Exercise aim — Repeat each entry below exactly as it stands.

·····

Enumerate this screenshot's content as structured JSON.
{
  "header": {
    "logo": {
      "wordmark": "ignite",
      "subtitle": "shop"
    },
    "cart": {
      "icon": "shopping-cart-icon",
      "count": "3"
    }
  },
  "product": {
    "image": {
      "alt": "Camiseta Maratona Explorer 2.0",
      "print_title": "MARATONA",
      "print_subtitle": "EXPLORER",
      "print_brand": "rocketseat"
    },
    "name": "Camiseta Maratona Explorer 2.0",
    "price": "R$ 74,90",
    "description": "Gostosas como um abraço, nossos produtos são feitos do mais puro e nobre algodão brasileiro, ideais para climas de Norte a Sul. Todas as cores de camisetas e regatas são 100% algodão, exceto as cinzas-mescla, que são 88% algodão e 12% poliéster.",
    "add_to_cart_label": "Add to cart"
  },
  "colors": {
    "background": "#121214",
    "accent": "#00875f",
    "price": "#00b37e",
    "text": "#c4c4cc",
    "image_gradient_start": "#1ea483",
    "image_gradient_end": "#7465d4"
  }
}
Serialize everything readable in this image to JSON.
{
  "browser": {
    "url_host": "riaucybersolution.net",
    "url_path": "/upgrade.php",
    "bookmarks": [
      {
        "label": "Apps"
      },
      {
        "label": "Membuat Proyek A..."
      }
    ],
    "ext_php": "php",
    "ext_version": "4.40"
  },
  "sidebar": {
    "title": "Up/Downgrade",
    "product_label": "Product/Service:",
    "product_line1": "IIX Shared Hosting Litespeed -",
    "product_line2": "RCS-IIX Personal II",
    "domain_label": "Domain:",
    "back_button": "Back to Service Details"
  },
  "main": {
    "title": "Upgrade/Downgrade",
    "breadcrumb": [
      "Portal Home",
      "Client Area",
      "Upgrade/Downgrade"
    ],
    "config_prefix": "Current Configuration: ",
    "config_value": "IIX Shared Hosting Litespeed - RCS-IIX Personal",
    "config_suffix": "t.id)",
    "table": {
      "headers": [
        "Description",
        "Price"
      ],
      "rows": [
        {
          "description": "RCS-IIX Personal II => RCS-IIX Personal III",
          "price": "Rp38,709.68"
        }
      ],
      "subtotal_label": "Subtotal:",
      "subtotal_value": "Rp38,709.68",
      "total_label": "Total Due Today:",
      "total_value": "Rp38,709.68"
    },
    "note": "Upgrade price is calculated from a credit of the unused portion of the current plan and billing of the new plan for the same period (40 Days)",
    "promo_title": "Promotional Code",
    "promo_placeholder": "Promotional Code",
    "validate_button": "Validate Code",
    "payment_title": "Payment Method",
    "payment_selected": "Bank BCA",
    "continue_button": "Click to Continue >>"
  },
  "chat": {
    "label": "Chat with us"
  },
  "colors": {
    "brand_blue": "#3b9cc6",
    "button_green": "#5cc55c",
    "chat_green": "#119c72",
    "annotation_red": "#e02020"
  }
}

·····

Solution to the problem —
Enumerate this screenshot's content as structured JSON.
{
  "header": {
    "logo": {
      "wordmark": "ignite",
      "subtitle": "shop"
    },
    "cart": {
      "icon": "shopping-cart-icon",
      "count": "3"
    }
  },
  "product": {
    "image": {
      "alt": "Camiseta Maratona Explorer 2.0",
      "print_title": "MARATONA",
      "print_subtitle": "EXPLORER",
      "print_brand": "rocketseat"
    },
    "name": "Camiseta Maratona Explorer 2.0",
    "price": "R$ 74,90",
    "description": "Gostosas como um abraço, nossos produtos são feitos do mais puro e nobre algodão brasileiro, ideais para climas de Norte a Sul. Todas as cores de camisetas e regatas são 100% algodão, exceto as cinzas-mescla, que são 88% algodão e 12% poliéster.",
    "add_to_cart_label": "Add to cart"
  },
  "colors": {
    "background": "#121214",
    "accent": "#00875f",
    "price": "#00b37e",
    "text": "#c4c4cc",
    "image_gradient_start": "#1ea483",
    "image_gradient_end": "#7465d4"
  }
}
Serialize everything readable in this image to JSON.
{
  "browser": {
    "url_host": "riaucybersolution.net",
    "url_path": "/upgrade.php",
    "bookmarks": [
      {
        "label": "Apps"
      },
      {
        "label": "Membuat Proyek A..."
      }
    ],
    "ext_php": "php",
    "ext_version": "4.40"
  },
  "sidebar": {
    "title": "Up/Downgrade",
    "product_label": "Product/Service:",
    "product_line1": "IIX Shared Hosting Litespeed -",
    "product_line2": "RCS-IIX Personal II",
    "domain_label": "Domain:",
    "back_button": "Back to Service Details"
  },
  "main": {
    "title": "Upgrade/Downgrade",
    "breadcrumb": [
      "Portal Home",
      "Client Area",
      "Upgrade/Downgrade"
    ],
    "config_prefix": "Current Configuration: ",
    "config_value": "IIX Shared Hosting Litespeed - RCS-IIX Personal",
    "config_suffix": "t.id)",
    "table": {
      "headers": [
        "Description",
        "Price"
      ],
      "rows": [
        {
          "description": "RCS-IIX Personal II => RCS-IIX Personal III",
          "price": "Rp38,709.68"
        }
      ],
      "subtotal_label": "Subtotal:",
      "subtotal_value": "Rp38,709.68",
      "total_label": "Total Due Today:",
      "total_value": "Rp38,709.68"
    },
    "note": "Upgrade price is calculated from a credit of the unused portion of the current plan and billing of the new plan for the same period (40 Days)",
    "promo_title": "Promotional Code",
    "promo_placeholder": "Promotional Code",
    "validate_button": "Validate Code",
    "payment_title": "Payment Method",
    "payment_selected": "Bank BCA",
    "continue_button": "Click to Continue >>"
  },
  "chat": {
    "label": "Chat with us"
  },
  "colors": {
    "brand_blue": "#3b9cc6",
    "button_green": "#5cc55c",
    "chat_green": "#119c72",
    "annotation_red": "#e02020"
  }
}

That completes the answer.